_TRY IT:_ Reproduce the entire listing exactly as written, apart from its pictures.
***** EXERCISE MATERIAL
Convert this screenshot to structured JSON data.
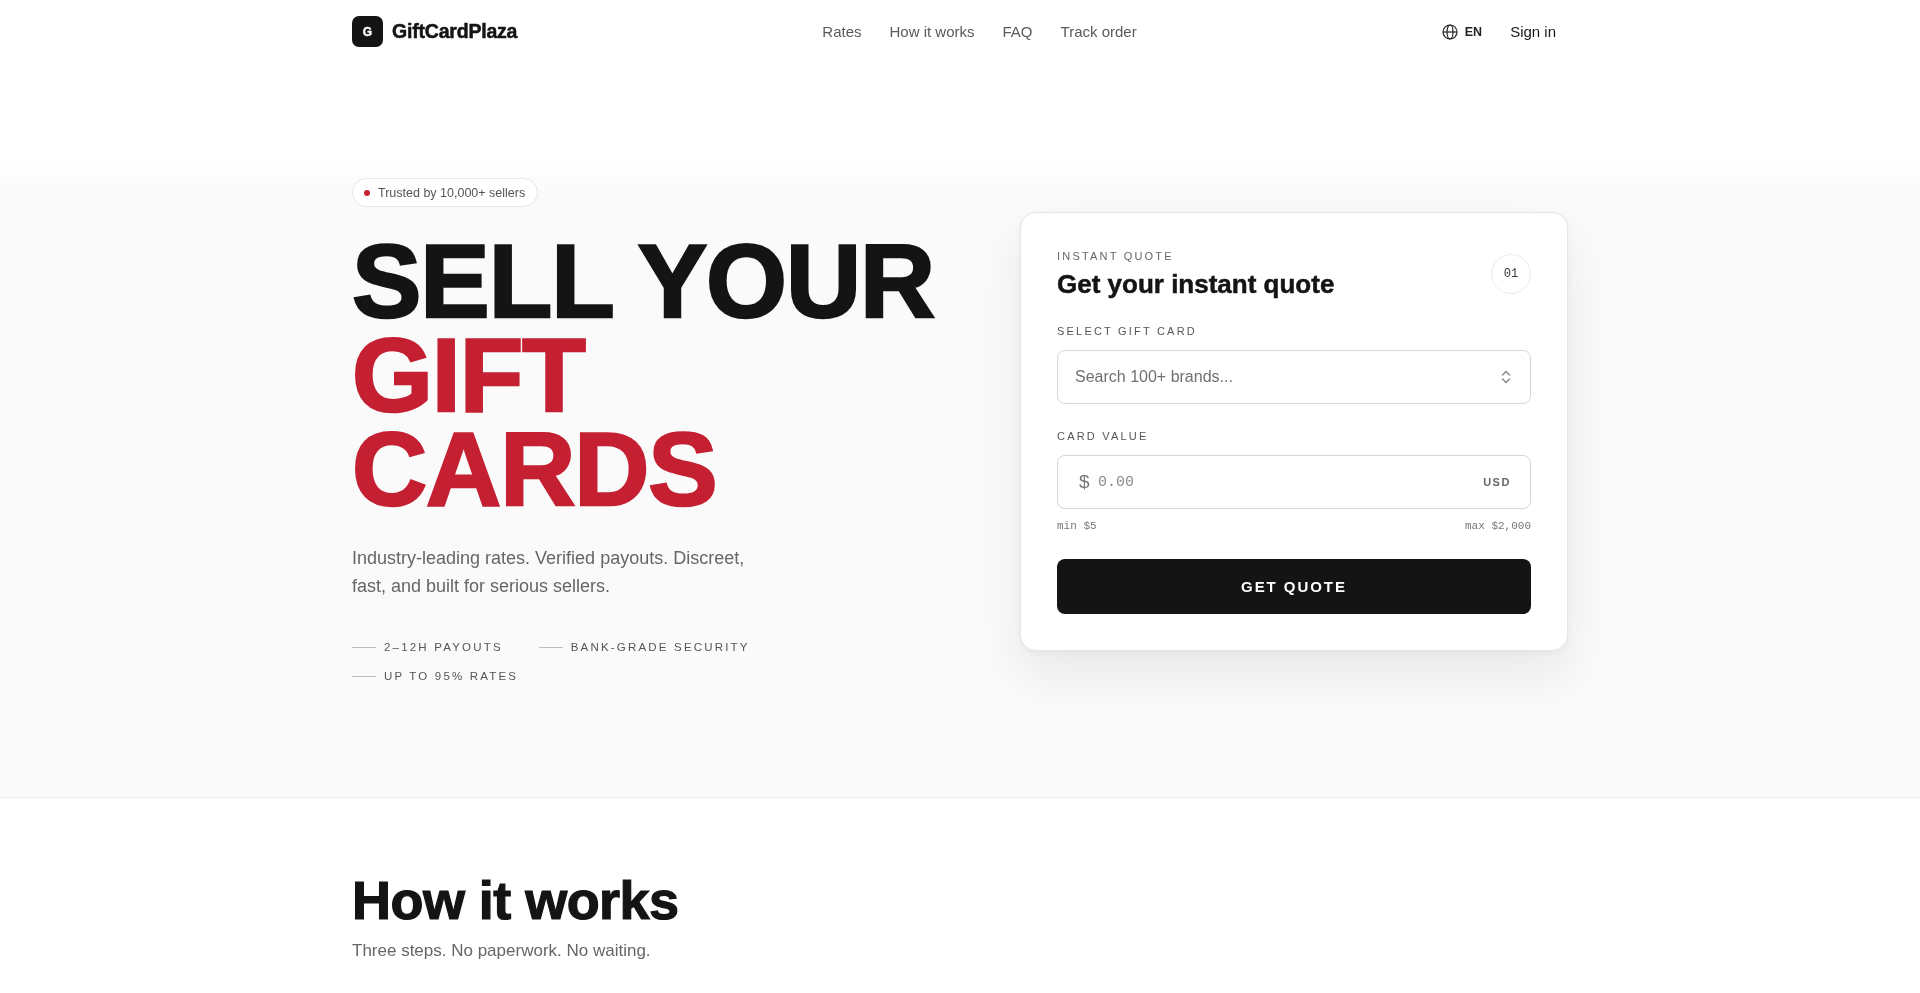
{
  "header": {
    "logo": {
      "mark": "G",
      "name": "GiftCardPlaza"
    },
    "nav": [
      {
        "label": "Rates"
      },
      {
        "label": "How it works"
      },
      {
        "label": "FAQ"
      },
      {
        "label": "Track order"
      }
    ],
    "language": "EN",
    "sign_in": "Sign in"
  },
  "hero": {
    "badge": "Trusted by 10,000+ sellers",
    "headline": [
      {
        "text": "SELL YOUR",
        "accent": false
      },
      {
        "text": "GIFT CARDS",
        "accent": true
      }
    ],
    "description": "Industry-leading rates. Verified payouts. Discreet, fast, and built for serious sellers.",
    "features": [
      "2–12H PAYOUTS",
      "BANK-GRADE SECURITY",
      "UP TO 95% RATES"
    ]
  },
  "quote_card": {
    "eyebrow": "INSTANT QUOTE",
    "title": "Get your instant quote",
    "step": "01",
    "fields": [
      {
        "kind": "select",
        "label": "SELECT GIFT CARD",
        "placeholder": "Search 100+ brands..."
      },
      {
        "kind": "amount",
        "label": "CARD VALUE",
        "prefix": "$",
        "placeholder": "0.00",
        "suffix": "USD",
        "hints": [
          "min $5",
          "max $2,000"
        ]
      }
    ],
    "button": "GET QUOTE"
  },
  "how_it_works": {
    "title": "How it works",
    "subtitle": "Three steps. No paperwork. No waiting."
  }
}
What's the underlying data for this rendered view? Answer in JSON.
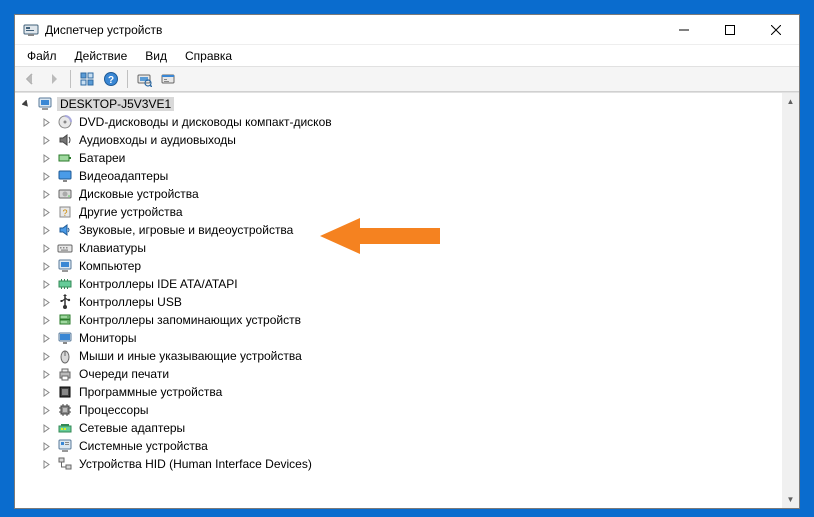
{
  "window": {
    "title": "Диспетчер устройств"
  },
  "menubar": {
    "file": "Файл",
    "action": "Действие",
    "view": "Вид",
    "help": "Справка"
  },
  "tree": {
    "root": "DESKTOP-J5V3VE1",
    "items": [
      "DVD-дисководы и дисководы компакт-дисков",
      "Аудиовходы и аудиовыходы",
      "Батареи",
      "Видеоадаптеры",
      "Дисковые устройства",
      "Другие устройства",
      "Звуковые, игровые и видеоустройства",
      "Клавиатуры",
      "Компьютер",
      "Контроллеры IDE ATA/ATAPI",
      "Контроллеры USB",
      "Контроллеры запоминающих устройств",
      "Мониторы",
      "Мыши и иные указывающие устройства",
      "Очереди печати",
      "Программные устройства",
      "Процессоры",
      "Сетевые адаптеры",
      "Системные устройства",
      "Устройства HID (Human Interface Devices)"
    ]
  }
}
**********
_EXERCISE RESULT:_
Convert this screenshot to structured JSON data.
{
  "header": {
    "logo": {
      "mark": "G",
      "name": "GiftCardPlaza"
    },
    "nav": [
      {
        "label": "Rates"
      },
      {
        "label": "How it works"
      },
      {
        "label": "FAQ"
      },
      {
        "label": "Track order"
      }
    ],
    "language": "EN",
    "sign_in": "Sign in"
  },
  "hero": {
    "badge": "Trusted by 10,000+ sellers",
    "headline": [
      {
        "text": "SELL YOUR",
        "accent": false
      },
      {
        "text": "GIFT CARDS",
        "accent": true
      }
    ],
    "description": "Industry-leading rates. Verified payouts. Discreet, fast, and built for serious sellers.",
    "features": [
      "2–12H PAYOUTS",
      "BANK-GRADE SECURITY",
      "UP TO 95% RATES"
    ]
  },
  "quote_card": {
    "eyebrow": "INSTANT QUOTE",
    "title": "Get your instant quote",
    "step": "01",
    "fields": [
      {
        "kind": "select",
        "label": "SELECT GIFT CARD",
        "placeholder": "Search 100+ brands..."
      },
      {
        "kind": "amount",
        "label": "CARD VALUE",
        "prefix": "$",
        "placeholder": "0.00",
        "suffix": "USD",
        "hints": [
          "min $5",
          "max $2,000"
        ]
      }
    ],
    "button": "GET QUOTE"
  },
  "how_it_works": {
    "title": "How it works",
    "subtitle": "Three steps. No paperwork. No waiting."
  }
}
What's the underlying data for this rendered view? Answer in JSON.
{
  "window": {
    "title": "Диспетчер устройств"
  },
  "menubar": {
    "file": "Файл",
    "action": "Действие",
    "view": "Вид",
    "help": "Справка"
  },
  "tree": {
    "root": "DESKTOP-J5V3VE1",
    "items": [
      "DVD-дисководы и дисководы компакт-дисков",
      "Аудиовходы и аудиовыходы",
      "Батареи",
      "Видеоадаптеры",
      "Дисковые устройства",
      "Другие устройства",
      "Звуковые, игровые и видеоустройства",
      "Клавиатуры",
      "Компьютер",
      "Контроллеры IDE ATA/ATAPI",
      "Контроллеры USB",
      "Контроллеры запоминающих устройств",
      "Мониторы",
      "Мыши и иные указывающие устройства",
      "Очереди печати",
      "Программные устройства",
      "Процессоры",
      "Сетевые адаптеры",
      "Системные устройства",
      "Устройства HID (Human Interface Devices)"
    ]
  }
}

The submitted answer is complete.